The Royal Irish Academy/Acadamh Ríoga na hÉireann (RIA), is Ireland’s leading body of experts in the sciences, humanities and social sciences. Operating as an independent, all-island body, the RIA champions excellence in research, and teaching and learning, north and south. The RIA supports scholarship and promotes an awareness of how science and the humanities enrich our lives and benefit society. Membership of the RIA is by election and considered the highest academic honour in Ireland.
The British Academy is the UK’s independent national academy representing the humanities and social sciences. For over a century it has supported and celebrated the best in UK and international research and helped connect the expertise of those working in these disciplines with the wider public. The Academy supports innovative research and outstanding people, influences policy and seeks to raise the level of public understanding of some of the biggest issues of our time, through policy reports, publications and public events. The Academy represents the UK’s research excellence worldwide in a fast-changing global environment. It promotes UK research in international arenas, fosters a global approach across UK research, and provides leadership in developing global links and expertise.
 The EEA consists of all the Member States of the EU and Iceland, Liechtenstein, Norway with Swiss citizens having similar rights.
 For the UK see Representation of the People Act 1983. For Ireland the Electoral Act 1992.
 The Citizens of the United Kingdom and Colonies (Irish Citizenship Rights) Order 1949.
 For Ireland see Aliens (Amendment №3) Order 1997; for UK see Immigration (Control of Entry through Republic of Ireland) Order 1972, (as amended).
 See e.g. Pachero v. Minister for Justice  IEHC 491
 SI 473/2014 Immigration Act 2004 (Visas) Orders 2014.
 Article 1(vi) and Annex 2. The people here means those born in Northern Ireland and having, at the time of their birth, at least one parent who is a British citizen, an Irish citizen or is otherwise entitled to reside in Northern Ireland without any restriction on their period of residence.
 Bulgaria, Croatia, Cyprus and Romania have signed but are not yet fully incorporated into the Schengen area. Iceland, Lichtenstein, Norway and Switzerland are not in the EU but are members of Schengen.
 Kweder v Minister for Justice  1 I.R. 381.
 C-55/00 Gottardo, EU:C:2002:543
Download the Brexit briefings:
- Brexit and the Irish Border: historical context — Professor Mary E. Daly MRIA, former President of the Royal Irish Academy and Professor Emeritus in Modern Irish History at University College Dublin

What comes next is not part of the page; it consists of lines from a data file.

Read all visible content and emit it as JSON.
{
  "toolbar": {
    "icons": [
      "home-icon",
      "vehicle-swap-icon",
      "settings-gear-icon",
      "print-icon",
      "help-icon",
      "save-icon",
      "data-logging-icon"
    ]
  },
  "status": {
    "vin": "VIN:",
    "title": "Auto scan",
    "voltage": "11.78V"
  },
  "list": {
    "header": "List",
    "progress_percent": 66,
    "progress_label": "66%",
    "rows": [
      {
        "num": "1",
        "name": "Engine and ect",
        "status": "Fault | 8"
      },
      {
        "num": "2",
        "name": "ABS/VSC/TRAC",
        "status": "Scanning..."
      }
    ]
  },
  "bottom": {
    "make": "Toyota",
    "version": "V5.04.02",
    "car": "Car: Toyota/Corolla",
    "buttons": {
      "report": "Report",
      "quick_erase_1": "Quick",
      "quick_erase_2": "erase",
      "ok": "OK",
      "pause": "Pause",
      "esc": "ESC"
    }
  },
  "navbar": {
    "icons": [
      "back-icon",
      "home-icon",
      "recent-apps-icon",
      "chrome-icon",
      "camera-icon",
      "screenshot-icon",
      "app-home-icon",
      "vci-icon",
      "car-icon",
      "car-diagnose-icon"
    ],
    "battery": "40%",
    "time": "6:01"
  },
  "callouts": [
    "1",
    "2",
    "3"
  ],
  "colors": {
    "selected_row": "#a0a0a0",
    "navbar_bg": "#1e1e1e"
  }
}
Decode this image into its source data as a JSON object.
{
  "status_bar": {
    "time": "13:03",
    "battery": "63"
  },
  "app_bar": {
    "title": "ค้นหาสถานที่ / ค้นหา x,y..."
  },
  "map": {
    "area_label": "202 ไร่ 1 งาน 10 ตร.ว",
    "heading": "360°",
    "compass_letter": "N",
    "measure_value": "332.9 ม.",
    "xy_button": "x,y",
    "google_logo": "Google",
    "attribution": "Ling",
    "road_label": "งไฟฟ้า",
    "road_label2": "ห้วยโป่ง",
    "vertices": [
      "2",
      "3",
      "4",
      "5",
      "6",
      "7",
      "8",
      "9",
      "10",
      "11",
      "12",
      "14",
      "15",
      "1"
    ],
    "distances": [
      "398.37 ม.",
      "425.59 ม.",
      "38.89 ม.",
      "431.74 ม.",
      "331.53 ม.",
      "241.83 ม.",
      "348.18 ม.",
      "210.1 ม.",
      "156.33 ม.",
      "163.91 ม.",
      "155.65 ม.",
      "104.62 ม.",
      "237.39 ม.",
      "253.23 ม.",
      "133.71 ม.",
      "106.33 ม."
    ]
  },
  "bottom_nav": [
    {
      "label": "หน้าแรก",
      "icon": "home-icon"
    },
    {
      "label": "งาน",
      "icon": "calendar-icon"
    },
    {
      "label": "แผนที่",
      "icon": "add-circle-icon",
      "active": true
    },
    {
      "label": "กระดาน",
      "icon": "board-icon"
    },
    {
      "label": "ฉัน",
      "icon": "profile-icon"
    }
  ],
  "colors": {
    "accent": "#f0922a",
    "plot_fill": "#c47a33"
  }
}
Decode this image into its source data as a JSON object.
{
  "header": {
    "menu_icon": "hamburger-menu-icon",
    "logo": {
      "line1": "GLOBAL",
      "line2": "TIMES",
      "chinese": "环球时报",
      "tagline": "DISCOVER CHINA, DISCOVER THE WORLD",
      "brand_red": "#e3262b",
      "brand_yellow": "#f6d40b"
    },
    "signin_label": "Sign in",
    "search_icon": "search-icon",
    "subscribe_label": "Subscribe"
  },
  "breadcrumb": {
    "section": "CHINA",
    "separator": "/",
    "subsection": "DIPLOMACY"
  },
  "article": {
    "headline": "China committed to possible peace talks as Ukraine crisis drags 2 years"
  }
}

- Brexit and the Irish Border: Legal and Political Questions — Professor Gordon Anthony, Professor of Public Law in the School of Law, Queen’s University Belfast
- The Good Friday Agreement, Brexit, and Rights — Professor Christopher McCrudden FBA, Professor of Equality and Human Rights Law at Queen’s University Belfast, and William W Cook Global Law Professor at the University of Michigan Law School
- The Common Travel Area: More Than Just Travel — Imelda Maher MRIA, Vice-President of the Royal Irish Academy and Dean of Law and the inaugural Sutherland Full Professor of European Law at University College Dublin